The crime of uttering is committed when someone, with intent to defraud, knowingly sells, publishes, attempts to sell, passes or utters a forged, falsely made, altered or counterfeited obligation, document or security, according to Cornell University. In the United States, the crime carries a penalty of imprisonment of up to 20 years, a fine or both, if an obligation or security of the U.S. is involved.
The distinction between the crimes of uttering and forgery is that forgery is the creation of a false document, while uttering refers to the act of knowingly using that forged document. An individual only needs to knowingly pass on or use a forged document made by someone else to be guilty of uttering.Learn More
Third-degree burglary, known as burglary in the third degree, is the act of breaking into or unlawfully entering a building or automobile with the intent to steal something. In burglary in the third degree, the actual act of stealing does not take place because the individual is caught prior to stealing.Full Answer >
Child solicitation in the United States is the crime of "soliciting" or luring, or attempting to lure, regardless of the outcome, a child into sexual activity with an adult. The definition of a "child" with regard to this offense will vary somewhat between states according to differing ages of consent.Full Answer >
A third degree felony is a crime that carries a penalty of 2 to 10 years of imprisonment and a fine of up to $10,000. Some examples of third degree felonies in Texas include possession of 5 to 50 pounds of marijuana and a drive-by shooting with no injury.Full Answer >

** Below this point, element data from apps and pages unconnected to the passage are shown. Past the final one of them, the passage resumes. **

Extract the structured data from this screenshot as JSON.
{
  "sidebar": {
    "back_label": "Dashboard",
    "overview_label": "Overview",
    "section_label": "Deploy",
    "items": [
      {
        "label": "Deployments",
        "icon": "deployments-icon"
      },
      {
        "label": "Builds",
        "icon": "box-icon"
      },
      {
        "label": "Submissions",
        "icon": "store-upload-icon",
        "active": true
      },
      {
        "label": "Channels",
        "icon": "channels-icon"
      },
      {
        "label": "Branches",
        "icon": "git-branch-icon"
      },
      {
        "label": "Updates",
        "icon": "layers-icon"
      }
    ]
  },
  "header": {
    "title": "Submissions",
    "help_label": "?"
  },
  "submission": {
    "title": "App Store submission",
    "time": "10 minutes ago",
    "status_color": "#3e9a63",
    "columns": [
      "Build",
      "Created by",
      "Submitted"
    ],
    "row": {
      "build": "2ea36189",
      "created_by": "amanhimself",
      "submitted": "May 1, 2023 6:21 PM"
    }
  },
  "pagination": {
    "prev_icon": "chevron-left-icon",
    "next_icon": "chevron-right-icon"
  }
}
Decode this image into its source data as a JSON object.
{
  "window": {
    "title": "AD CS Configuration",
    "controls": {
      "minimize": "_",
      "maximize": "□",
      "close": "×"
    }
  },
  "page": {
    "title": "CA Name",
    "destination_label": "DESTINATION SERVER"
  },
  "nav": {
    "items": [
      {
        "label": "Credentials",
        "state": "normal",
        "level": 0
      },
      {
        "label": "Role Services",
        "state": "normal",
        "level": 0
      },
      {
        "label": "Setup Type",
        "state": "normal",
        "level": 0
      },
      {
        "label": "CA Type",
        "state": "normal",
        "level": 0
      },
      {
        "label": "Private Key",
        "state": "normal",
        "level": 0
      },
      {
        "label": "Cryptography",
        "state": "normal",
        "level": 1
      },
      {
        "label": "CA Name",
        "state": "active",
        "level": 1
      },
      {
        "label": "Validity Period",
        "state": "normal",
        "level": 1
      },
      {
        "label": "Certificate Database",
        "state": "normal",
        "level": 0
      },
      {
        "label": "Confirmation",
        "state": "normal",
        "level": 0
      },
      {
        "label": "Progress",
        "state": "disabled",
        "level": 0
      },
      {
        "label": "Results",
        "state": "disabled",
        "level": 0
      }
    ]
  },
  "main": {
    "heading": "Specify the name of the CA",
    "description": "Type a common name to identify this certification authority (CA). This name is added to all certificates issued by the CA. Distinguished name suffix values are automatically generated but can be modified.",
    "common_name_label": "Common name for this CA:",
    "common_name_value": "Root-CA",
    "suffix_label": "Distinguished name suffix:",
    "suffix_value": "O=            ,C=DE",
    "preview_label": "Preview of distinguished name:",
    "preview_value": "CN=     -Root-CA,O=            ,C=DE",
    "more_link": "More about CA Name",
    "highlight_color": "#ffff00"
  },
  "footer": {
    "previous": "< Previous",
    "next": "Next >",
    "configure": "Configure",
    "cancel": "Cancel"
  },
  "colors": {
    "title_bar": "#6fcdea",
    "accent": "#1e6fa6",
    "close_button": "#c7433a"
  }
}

The length of a "life" sentence depends on the crime being punished and the state in which it was committed. While a life sentence may actually send inmates to prison for life, guidelines often allow inmates to be eligible for parole after serving a specified period of their sentence.Full Answer >